End to end customer experience is the set of interactions between customers and an organization throughout the duration of their relationship.
Usually, it encompasses three elements:
- The customer’s points of contact with the brand (moments of truth)
- The Customer Journey
- And the environments in which the first 2 take place
The sum of all these factors creates the customer’s experience of contact with your company from start to finish.
This is called end to end customer experience.
In this post, let’s look at each of these elements and how they influence buyer and loyalty dynamics. That way, your company can model these processes according to the true needs and desires of customers.
The 3 elements of end to end customer experience

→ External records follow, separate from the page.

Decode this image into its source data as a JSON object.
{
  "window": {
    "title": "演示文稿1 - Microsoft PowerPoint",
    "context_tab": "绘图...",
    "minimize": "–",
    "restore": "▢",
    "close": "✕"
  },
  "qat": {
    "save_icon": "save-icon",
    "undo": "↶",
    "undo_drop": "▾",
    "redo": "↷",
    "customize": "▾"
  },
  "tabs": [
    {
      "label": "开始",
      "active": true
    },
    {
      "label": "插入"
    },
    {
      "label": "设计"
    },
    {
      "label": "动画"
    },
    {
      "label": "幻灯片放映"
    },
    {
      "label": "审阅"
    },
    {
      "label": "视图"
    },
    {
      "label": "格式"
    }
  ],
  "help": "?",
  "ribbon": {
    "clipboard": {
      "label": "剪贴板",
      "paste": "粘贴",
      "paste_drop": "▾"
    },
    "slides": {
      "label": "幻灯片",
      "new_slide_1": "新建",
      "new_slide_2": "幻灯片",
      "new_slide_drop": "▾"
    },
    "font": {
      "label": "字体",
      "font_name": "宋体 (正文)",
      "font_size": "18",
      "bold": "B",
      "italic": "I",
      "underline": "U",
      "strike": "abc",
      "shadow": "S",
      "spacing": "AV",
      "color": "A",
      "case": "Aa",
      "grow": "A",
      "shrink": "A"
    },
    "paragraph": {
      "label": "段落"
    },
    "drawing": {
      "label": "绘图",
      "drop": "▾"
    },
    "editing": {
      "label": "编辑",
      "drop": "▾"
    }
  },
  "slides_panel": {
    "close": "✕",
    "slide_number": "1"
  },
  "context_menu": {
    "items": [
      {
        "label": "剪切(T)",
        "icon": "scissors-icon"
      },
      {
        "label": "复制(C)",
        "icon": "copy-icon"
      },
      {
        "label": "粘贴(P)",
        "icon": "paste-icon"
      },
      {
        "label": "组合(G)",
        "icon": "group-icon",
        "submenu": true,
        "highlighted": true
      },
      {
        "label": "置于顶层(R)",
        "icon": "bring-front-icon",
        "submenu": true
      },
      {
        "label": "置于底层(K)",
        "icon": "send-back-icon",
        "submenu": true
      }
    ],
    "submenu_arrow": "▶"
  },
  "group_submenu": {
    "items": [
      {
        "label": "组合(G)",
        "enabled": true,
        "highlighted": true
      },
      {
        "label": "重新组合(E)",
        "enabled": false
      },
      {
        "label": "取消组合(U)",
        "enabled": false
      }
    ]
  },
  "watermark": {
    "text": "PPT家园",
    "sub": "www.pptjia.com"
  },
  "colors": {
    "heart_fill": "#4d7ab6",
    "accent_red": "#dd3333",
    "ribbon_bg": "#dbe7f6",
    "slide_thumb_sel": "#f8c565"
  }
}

1- Customer contact points
These are all the critical moments when customers interact with the organization.
These include its brand, products or services, advertisements, websites, social media, offers, etc.
They happen from when they find out about the brand through to the decision to buy, and even after.
We call these times ‘moments of truth’. It’s during these times that the customer experience occurs in the most striking and effective way for the client.
Imagine two competing restaurants that are close to each other and have wonderful options, delicious food, great customer service and a nice atmosphere.
The two have a huge queue waiting at the door, waiting on the sidewalk to enter.
However, one of them provides street performers, such as mimes and magicians, to distract customers while they wait.
The other did not have the same concern.
This example makes the importance of these two key points of end to end customer experience very clear:
Be attentive to the process as a whole:
That is, even before entering the establishment and placing their order, there has already been a customer contact point with your company. And one of the restaurants already makes the customer experience much more enjoyable, because they realized this situation and took action.
Focus on experience, not product:
Adding intangible values to the dishes, service and restaurant atmosphere at other points of contact, such as during waiting, making the restaurant more picturesque and enjoyable, are competitive advantages that you should explore.
Check out this video that’s been successful on the internet, showing a real case, like the example from above:
2- The Customer Journey
The Customer Journey is one of the oldest marketing concepts.
It encompasses every path traveled by a customer from the moment he or she makes contact with your company until the purchase takes place and the subsequent period of loyalty.
According to an article from HBR, companies that know how to deal adequately with the client’s journey have several advantages over other businesses:
- Increased customer satisfaction
- Churn reduction
- Increased revenue
- Increased employee satisfaction
- They discover more effective ways of collaborating between roles and levels
For this to happen, you should view the importance of the customer’s journey in the context of the end to end customer experience as something that goes beyond simply optimizing processes to make them more enjoyable.
The most important thing is to develop a whole reformulation of the company culture, focused on the journey.
If you used to talk about a customer-focused culture rather than a product culture, the HBR article speaks of a culture focused on the client’s journey.
In this context, we can show five steps:
- Understand that the client’s journey, in fact, is divided into several days
- Find out which are the most important journeys for clients
- Develop better processes for each of them
- Spread these findings throughout the organization
- Lastly, generate a culture focused on the continuous improvement of the client’s journey
The process is slow and labor intensive, but the benefits are enormous.
See also: How The Churn Rate Calculation Can Help Your Business
3- Customer Experience Environments
It is very common to divide this issue simplistically between virtual and physical environments, as if to limit the customer experience to only the internet and the point of sale.
From the moment a consumer leaves the house to go to a mall and faces the hell of congestion, then goes to his nephew’s party at a children’s buffet, and discovers that he’s delivered the wrong package, the customer passes through the most diverse shopping experience environments.
A case that illustrates how the customer experience environment may be completely different from what we imagine is one that involves Johnnie Walker in Brazil. When the laws for driving under the influence of alcohol became stricter, effectively reducing the acceptable limit of alcohol in the Blood to zero, there was a change in the customer experience environment.
So, by moving to the place of consumption (a bar) and returning home, Johnnie Walker’s customers had to get used to taxiing. They needed to abandon the comfortable environment of their own cars.
The response from Johnnie Walker was swift.
It teamed up with a taxi calling application, 99 Taxis, and started offering significant discounts on trips.
This made the costumer experience again enjoyable for its customers.
Check out this video [the audio is in Portuguese, but you can turn on the subtitles] talking about the excellent results of this particular campaign.
As you’ve seen, customer-focused, well-modeled processes can make all the difference.
Think about the end to end customer experience the next time you develop a customer service process flow.
This was short and sweet, clear and excellent examples. Thanks!